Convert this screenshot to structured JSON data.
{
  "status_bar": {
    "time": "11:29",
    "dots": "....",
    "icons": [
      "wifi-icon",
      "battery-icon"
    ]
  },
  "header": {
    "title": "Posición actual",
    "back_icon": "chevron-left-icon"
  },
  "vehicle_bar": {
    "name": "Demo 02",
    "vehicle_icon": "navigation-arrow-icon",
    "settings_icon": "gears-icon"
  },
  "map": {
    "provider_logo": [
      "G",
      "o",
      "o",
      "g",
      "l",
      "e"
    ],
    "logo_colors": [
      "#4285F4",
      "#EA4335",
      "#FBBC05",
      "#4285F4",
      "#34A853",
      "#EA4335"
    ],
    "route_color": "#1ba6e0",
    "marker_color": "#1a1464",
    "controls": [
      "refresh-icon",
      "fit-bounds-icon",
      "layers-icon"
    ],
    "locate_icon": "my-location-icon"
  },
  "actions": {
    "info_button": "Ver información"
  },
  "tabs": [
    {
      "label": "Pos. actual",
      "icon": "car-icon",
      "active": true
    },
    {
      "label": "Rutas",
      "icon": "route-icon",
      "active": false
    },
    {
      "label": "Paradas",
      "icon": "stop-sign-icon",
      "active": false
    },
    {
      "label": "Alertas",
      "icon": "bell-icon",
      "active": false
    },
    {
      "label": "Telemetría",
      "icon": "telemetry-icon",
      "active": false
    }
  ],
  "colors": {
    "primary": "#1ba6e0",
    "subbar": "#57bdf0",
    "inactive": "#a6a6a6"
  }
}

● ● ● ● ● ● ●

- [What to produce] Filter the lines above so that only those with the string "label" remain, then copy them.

- [Result]
      "label": "Pos. actual",
      "label": "Rutas",
      "label": "Paradas",
      "label": "Alertas",
      "label": "Telemetría",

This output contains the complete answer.